Bendy Bones

What's this Science Bite about?

Make bones bend in this bite sized science experiment!

Find out what makes bones hard and strong and how you can soften them to tie them in knots!

Always remember to ask your parent or guardian to help you.

What you'll need

Some chicken bones and a glass containing vinegar

  • 1 large jar
  • some long, thin chicken bones – washed and clean
  • some vinegar

How to do the experiment

  1. Try bending a few of your chicken bones - what happens?
    Chicken bones in a jar containing vinegar.
    Put your chicken bones in the jar and fill with enough vinegar to cover the bones completely.

    Now leave the jar somewhere safe for 1 week.

  2. Now you can remove the bones from the vinegar.
    Bending a chicken bone with hands
    Try to bend them and see what happens now (be careful of any sharp edges!). Can you tie them into a knot or twist them into a strange shape?

    When you have finished playing with them either tie them up into a tangle, or make a picture with them. Leave them somewhere safe for a few days to dry. Once they have dried they will be permanently bent into shape!

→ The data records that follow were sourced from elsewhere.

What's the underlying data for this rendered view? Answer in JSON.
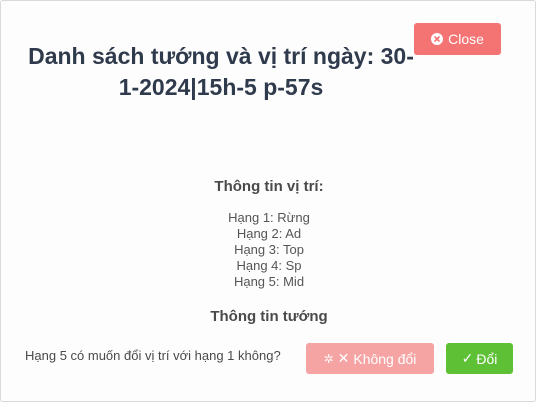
{
  "dialog": {
    "title": "Danh sách tướng và vị trí ngày: 30-1-2024|15h-5 p-57s",
    "close_label": "Close",
    "position_info_heading": "Thông tin vị trí:",
    "positions": [
      "Hạng 1: Rừng",
      "Hạng 2: Ad",
      "Hạng 3: Top",
      "Hạng 4: Sp",
      "Hạng 5: Mid"
    ],
    "champion_info_heading": "Thông tin tướng",
    "question": "Hạng 5 có muốn đổi vị trí với hạng 1 không?",
    "no_change_label": "Không đổi",
    "change_label": "Đổi"
  },
  "icons": {
    "close": "circle-x-icon",
    "spinner": "spinner-icon",
    "x": "x-icon",
    "check": "check-icon"
  },
  "colors": {
    "close_button": "#f47373",
    "no_change_button": "#f5a3a3",
    "change_button": "#5ec135",
    "title_text": "#2f3b4c"
  }
}
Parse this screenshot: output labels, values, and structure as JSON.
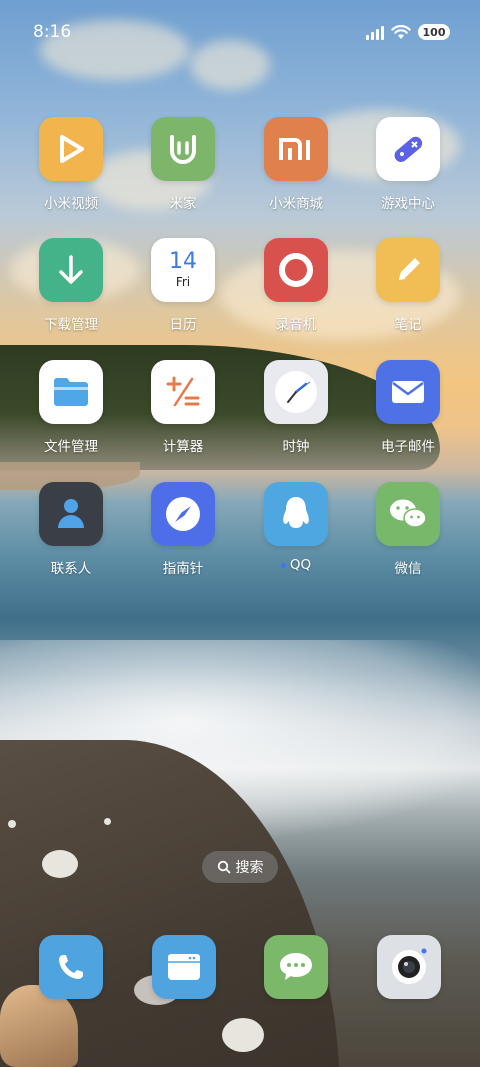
{
  "status_bar": {
    "time": "8:16",
    "battery": "100",
    "signal_icon": "cellular-signal-icon",
    "wifi_icon": "wifi-icon"
  },
  "apps": [
    {
      "label": "小米视频",
      "icon": "play-icon",
      "color": "#F2B54E"
    },
    {
      "label": "米家",
      "icon": "mijia-icon",
      "color": "#7DB56B"
    },
    {
      "label": "小米商城",
      "icon": "mi-logo-icon",
      "color": "#E0804C"
    },
    {
      "label": "游戏中心",
      "icon": "gamepad-icon",
      "color": "#FFFFFF"
    },
    {
      "label": "下载管理",
      "icon": "download-arrow-icon",
      "color": "#45B38A"
    },
    {
      "label": "日历",
      "icon": "calendar-icon",
      "color": "#FFFFFF",
      "day": "14",
      "weekday": "Fri"
    },
    {
      "label": "录音机",
      "icon": "record-icon",
      "color": "#D9514C"
    },
    {
      "label": "笔记",
      "icon": "pencil-icon",
      "color": "#F0BE55"
    },
    {
      "label": "文件管理",
      "icon": "folder-icon",
      "color": "#FFFFFF"
    },
    {
      "label": "计算器",
      "icon": "calculator-icon",
      "color": "#FFFFFF"
    },
    {
      "label": "时钟",
      "icon": "clock-icon",
      "color": "#E8EAF0"
    },
    {
      "label": "电子邮件",
      "icon": "envelope-icon",
      "color": "#4E72E6"
    },
    {
      "label": "联系人",
      "icon": "contact-icon",
      "color": "#3A3F47"
    },
    {
      "label": "指南针",
      "icon": "compass-icon",
      "color": "#4E6DE8"
    },
    {
      "label": "QQ",
      "icon": "qq-penguin-icon",
      "color": "#4EA7E0"
    },
    {
      "label": "微信",
      "icon": "wechat-icon",
      "color": "#78B86A"
    }
  ],
  "search": {
    "label": "搜索",
    "icon": "search-icon"
  },
  "dock": [
    {
      "name": "phone",
      "icon": "phone-icon",
      "color": "#4FA3DE"
    },
    {
      "name": "browser",
      "icon": "browser-icon",
      "color": "#4FA3DE"
    },
    {
      "name": "messages",
      "icon": "message-icon",
      "color": "#7CB86A"
    },
    {
      "name": "camera",
      "icon": "camera-icon",
      "color": "#DDE0E5"
    }
  ]
}
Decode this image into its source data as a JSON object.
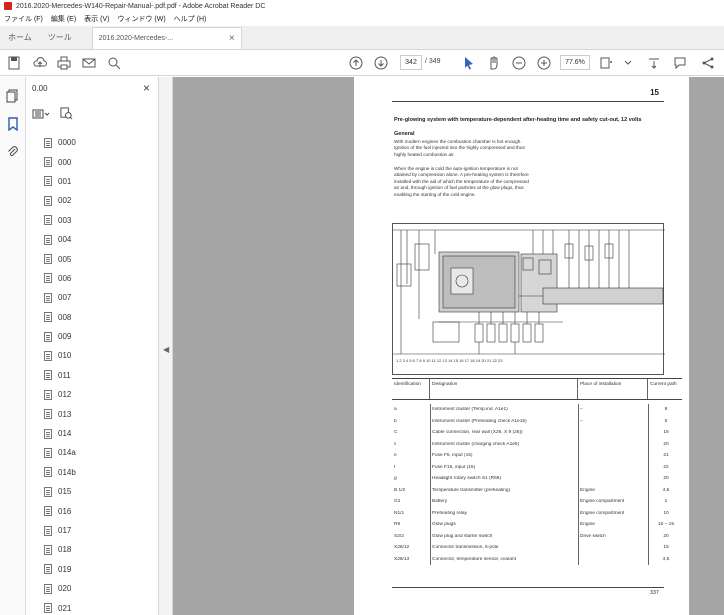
{
  "window": {
    "title": "2016.2020-Mercedes-W140-Repair-Manual-.pdf.pdf - Adobe Acrobat Reader DC"
  },
  "menu": [
    "ファイル (F)",
    "編集 (E)",
    "表示 (V)",
    "ウィンドウ (W)",
    "ヘルプ (H)"
  ],
  "tabs": {
    "home": "ホーム",
    "tools": "ツール",
    "doc": "2016.2020-Mercedes-...",
    "close": "×"
  },
  "toolbar": {
    "page_current": "342",
    "page_total": "/ 349",
    "zoom": "77.6%"
  },
  "panel": {
    "title": "0.00",
    "close": "×",
    "bookmarks": [
      "0000",
      "000",
      "001",
      "002",
      "003",
      "004",
      "005",
      "006",
      "007",
      "008",
      "009",
      "010",
      "011",
      "012",
      "013",
      "014",
      "014a",
      "014b",
      "015",
      "016",
      "017",
      "018",
      "019",
      "020",
      "021"
    ]
  },
  "document": {
    "page_number": "15",
    "heading": "Pre-glowing system with temperature-dependent after-heating time and safety cut-out, 12 volts",
    "section": "General",
    "para1": "With modern engines the combustion chamber is hot enough. Ignition of the fuel injected into the highly compressed and thus highly heated combustion air.",
    "para2": "When the engine is cold the auto-ignition temperature is not attained by compression alone. A pre-heating system is therefore installed with the aid of which the temperature of the compressed air and, through ignition of fuel particles at the glow plugs, thus enabling the starting of the cold engine.",
    "table_headers": [
      "Identification",
      "Designation",
      "Place of installation",
      "Current path"
    ],
    "rows": [
      [
        "a",
        "Instrument cluster (Temp.ind. A1e1)",
        "–",
        "9"
      ],
      [
        "b",
        "Instrument cluster (Preheating check A1e15)",
        "–",
        "5"
      ],
      [
        "C",
        "Cable connection, rear wall (X26, X 9 (26))",
        "",
        "18"
      ],
      [
        "c",
        "Instrument cluster (charging check A1e5)",
        "",
        "20"
      ],
      [
        "e",
        "Fuse F5, input (15)",
        "",
        "21"
      ],
      [
        "f",
        "Fuse F15, input (15)",
        "",
        "22"
      ],
      [
        "g",
        "Headlight rotary switch S1 (R58)",
        "",
        "20"
      ],
      [
        "B 1/2",
        "Temperature transmitter (preheating)",
        "Engine",
        "4,5"
      ],
      [
        "G1",
        "Battery",
        "Engine compartment",
        "1"
      ],
      [
        "N1/1",
        "Preheating relay",
        "Engine compartment",
        "10"
      ],
      [
        "R9",
        "Glow plugs",
        "Engine",
        "10 – 15"
      ],
      [
        "S2/2",
        "Glow plug and starter switch",
        "Drive switch",
        "20"
      ],
      [
        "X26/12",
        "Connector transmission, 6-pole",
        "",
        "16"
      ],
      [
        "X26/13",
        "Connector, temperature sensor, coolant",
        "",
        "4,5"
      ]
    ],
    "footer_number": "337"
  }
}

Find out more...

Bones contain mineral called calcium. In your bones this is attached to carbon and oxygen atoms to make calcium carbonate. This calcium carbonate is what makes bones hard and strong. We get calcium from foods like milk and cheese. We also need to have vitamin D (found in oily fish and sunshine) in our diet to be able to use calcium in our food. When the bones are in the vinegar, the calcium carbonate and the vinegar (which is a weak acid) react. If you look at the jar over the week you will even be able to see the reaction taking place (look for small bubbles on the surface of the vinegar).

These bubbles are carbon dioxide gas, which is formed by the reaction between the calcium carbonate and vinegar. Without the calcium carbonate in the bones they become much softer. This is why we can bend them and tie knots in them. By leaving the bones out in the air they will become hard again.

Curriculum Links

Body systems and Cells

SCN 1-12a/ 2-12a

Properties and Uses of Materials

SCN 2-15a


Glasgow Science Centre